Task prompt:
Below are the records; copy every line in them that holds the string "Admin".

(Website and app data records)
"""

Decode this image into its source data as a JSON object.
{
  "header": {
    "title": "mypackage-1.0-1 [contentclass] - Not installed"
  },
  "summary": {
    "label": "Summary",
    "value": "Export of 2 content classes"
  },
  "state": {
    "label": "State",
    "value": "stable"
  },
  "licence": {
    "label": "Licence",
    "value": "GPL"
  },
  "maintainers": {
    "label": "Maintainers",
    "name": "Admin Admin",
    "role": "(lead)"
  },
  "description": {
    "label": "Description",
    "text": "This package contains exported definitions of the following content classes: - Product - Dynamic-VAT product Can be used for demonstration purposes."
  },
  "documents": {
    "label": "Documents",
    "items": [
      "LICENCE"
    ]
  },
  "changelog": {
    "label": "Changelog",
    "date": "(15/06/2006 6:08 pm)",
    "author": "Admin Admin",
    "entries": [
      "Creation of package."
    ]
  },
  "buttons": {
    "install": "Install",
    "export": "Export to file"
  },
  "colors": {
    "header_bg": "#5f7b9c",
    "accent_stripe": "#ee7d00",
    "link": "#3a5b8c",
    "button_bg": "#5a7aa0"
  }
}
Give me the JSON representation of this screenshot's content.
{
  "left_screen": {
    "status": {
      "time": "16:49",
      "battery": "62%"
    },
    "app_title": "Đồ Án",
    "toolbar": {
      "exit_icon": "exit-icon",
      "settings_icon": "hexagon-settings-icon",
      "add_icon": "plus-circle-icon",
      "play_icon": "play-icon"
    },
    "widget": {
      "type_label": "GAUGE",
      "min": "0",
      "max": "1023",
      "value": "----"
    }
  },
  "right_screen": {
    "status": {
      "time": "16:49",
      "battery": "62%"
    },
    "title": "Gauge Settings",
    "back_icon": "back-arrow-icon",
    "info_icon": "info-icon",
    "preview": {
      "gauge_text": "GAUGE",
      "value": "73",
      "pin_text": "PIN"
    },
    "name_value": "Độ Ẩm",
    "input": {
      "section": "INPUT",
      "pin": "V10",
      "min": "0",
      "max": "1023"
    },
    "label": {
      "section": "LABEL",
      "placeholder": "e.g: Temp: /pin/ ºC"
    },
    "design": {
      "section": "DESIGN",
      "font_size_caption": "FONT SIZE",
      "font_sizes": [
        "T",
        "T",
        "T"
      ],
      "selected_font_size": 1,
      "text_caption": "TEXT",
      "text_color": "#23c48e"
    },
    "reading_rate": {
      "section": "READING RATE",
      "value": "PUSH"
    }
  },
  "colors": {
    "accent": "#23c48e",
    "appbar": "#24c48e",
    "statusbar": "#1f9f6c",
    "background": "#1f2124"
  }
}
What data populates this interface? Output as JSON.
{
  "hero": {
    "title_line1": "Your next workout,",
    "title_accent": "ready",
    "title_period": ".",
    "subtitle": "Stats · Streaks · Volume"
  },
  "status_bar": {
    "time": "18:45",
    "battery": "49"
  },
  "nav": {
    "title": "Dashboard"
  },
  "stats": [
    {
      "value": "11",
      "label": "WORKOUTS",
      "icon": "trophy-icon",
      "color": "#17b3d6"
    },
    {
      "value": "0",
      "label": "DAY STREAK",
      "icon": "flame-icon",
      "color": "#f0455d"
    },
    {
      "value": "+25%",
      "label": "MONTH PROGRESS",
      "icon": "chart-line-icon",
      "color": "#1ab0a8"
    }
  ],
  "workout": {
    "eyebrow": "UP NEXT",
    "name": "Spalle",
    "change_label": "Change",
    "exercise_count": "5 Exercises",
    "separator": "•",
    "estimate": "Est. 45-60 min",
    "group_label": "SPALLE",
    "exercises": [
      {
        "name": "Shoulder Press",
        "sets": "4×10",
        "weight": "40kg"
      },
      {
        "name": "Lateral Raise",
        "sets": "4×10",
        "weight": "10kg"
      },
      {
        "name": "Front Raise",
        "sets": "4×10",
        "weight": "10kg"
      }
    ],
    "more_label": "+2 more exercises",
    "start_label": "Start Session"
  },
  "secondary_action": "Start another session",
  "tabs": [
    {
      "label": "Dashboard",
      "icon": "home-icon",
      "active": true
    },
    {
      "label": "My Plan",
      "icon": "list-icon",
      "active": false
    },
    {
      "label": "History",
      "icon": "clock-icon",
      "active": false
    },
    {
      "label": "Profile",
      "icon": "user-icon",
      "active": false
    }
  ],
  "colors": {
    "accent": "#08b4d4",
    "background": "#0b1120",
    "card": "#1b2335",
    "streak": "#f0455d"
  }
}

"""

Answer area:
    "name": "Admin Admin",
    "author": "Admin Admin",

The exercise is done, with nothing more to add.